Addiction treatment has come a long way since the 12 Step program was developed in the 1930s and today there are dozens upon dozens of treatment programs and therapies that address substance use disorder and addictions.
Family get-togethers, anticipated to bring joy and celebration, are often brought to a screeching halt when you or a family member does something foolish or inappropriate while under the influence of alcohol or another substance.
Non-12-step rehab shares a few common characteristics with its AA predecessor. To begin, both ideas promote abstinence from the abused substances. It should also be noted that, like traditional twelve-step programs, there is no unified non-12 step approach. Some versions feature elements of spirituality, while others do not.
As the pandemic continues to make headlines, less attention is given to the rise in addiction-related deaths. The American Medical Association Advocacy Resource Center recently reported, “The AMA is greatly concerned by an increasing number of reports from national, state and local media suggesting increases in opioid- and other drug-related mortality
While few young Americans probably know that former First Lady Nancy Reagan coined the “Just Say No” slogan used to encourage youth to refrain from engaging in illegal recreational drug use, some may be taking the slogan to heart.

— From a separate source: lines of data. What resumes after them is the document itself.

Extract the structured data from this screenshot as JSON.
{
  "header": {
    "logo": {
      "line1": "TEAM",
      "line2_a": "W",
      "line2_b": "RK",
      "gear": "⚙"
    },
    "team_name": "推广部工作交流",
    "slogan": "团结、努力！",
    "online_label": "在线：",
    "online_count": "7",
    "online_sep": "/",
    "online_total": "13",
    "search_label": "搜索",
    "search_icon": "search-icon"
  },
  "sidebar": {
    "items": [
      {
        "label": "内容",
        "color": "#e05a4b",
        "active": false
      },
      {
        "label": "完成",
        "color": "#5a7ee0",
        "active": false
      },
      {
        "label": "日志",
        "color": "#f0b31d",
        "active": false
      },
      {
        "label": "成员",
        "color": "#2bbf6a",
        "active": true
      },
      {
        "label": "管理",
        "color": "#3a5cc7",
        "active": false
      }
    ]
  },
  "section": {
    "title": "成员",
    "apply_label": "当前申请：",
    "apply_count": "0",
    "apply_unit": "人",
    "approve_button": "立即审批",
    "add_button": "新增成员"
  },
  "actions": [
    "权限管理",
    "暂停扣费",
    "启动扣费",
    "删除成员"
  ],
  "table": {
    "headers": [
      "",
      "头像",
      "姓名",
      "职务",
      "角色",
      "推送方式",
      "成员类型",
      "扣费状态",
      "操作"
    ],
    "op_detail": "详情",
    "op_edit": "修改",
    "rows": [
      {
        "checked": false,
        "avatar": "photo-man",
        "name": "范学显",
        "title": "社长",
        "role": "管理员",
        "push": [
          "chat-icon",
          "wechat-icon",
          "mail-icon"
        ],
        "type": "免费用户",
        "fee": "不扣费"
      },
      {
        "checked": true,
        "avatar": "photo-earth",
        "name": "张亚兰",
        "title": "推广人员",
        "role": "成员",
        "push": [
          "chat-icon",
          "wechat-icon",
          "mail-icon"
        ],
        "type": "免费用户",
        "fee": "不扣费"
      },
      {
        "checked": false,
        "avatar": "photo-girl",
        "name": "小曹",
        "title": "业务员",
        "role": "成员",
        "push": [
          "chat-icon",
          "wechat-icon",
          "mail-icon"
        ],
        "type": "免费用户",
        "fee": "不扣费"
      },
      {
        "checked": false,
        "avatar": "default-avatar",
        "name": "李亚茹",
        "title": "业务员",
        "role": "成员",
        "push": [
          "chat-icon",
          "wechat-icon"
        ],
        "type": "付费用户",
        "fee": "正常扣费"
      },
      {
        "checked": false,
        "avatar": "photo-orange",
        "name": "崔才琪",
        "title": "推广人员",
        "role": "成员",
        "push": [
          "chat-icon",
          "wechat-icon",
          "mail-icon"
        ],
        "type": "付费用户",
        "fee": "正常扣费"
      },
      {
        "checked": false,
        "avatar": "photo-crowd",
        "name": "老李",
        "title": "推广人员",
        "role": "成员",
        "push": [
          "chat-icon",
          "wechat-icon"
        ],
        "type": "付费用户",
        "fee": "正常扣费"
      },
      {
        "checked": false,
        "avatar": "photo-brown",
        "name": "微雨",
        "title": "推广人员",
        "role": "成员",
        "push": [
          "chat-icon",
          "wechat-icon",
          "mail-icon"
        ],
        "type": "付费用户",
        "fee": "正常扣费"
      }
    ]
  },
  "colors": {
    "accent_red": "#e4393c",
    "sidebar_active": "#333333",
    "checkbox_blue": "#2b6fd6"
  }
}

The UK Telegraph recently asked, “Why does tolerating alcohol become so much harder when we’re middle-aged?” To answer that, we thought we’d first examine middle-age itself. What is this mysterious phase of our existence, when the bloom of youth has faded and our bodies begin to warn us that we’re not immortal?
Alcohol addiction in one family member impacts the rest. The consequences of the disorder doesn’t stay contained within a single person. The condition affects how the sufferer acts around others, externalizing the problem and creating new problems.
People in the throes of addiction sometimes behave in ways that are contrary to social norms. When they lie or steal to get the substance needed to prevent their painful withdrawal symptoms, or when their behavior is aggressive or paranoid because of their substance use, people who know and love them sometimes have difficulty maintaining compassion and sympathy.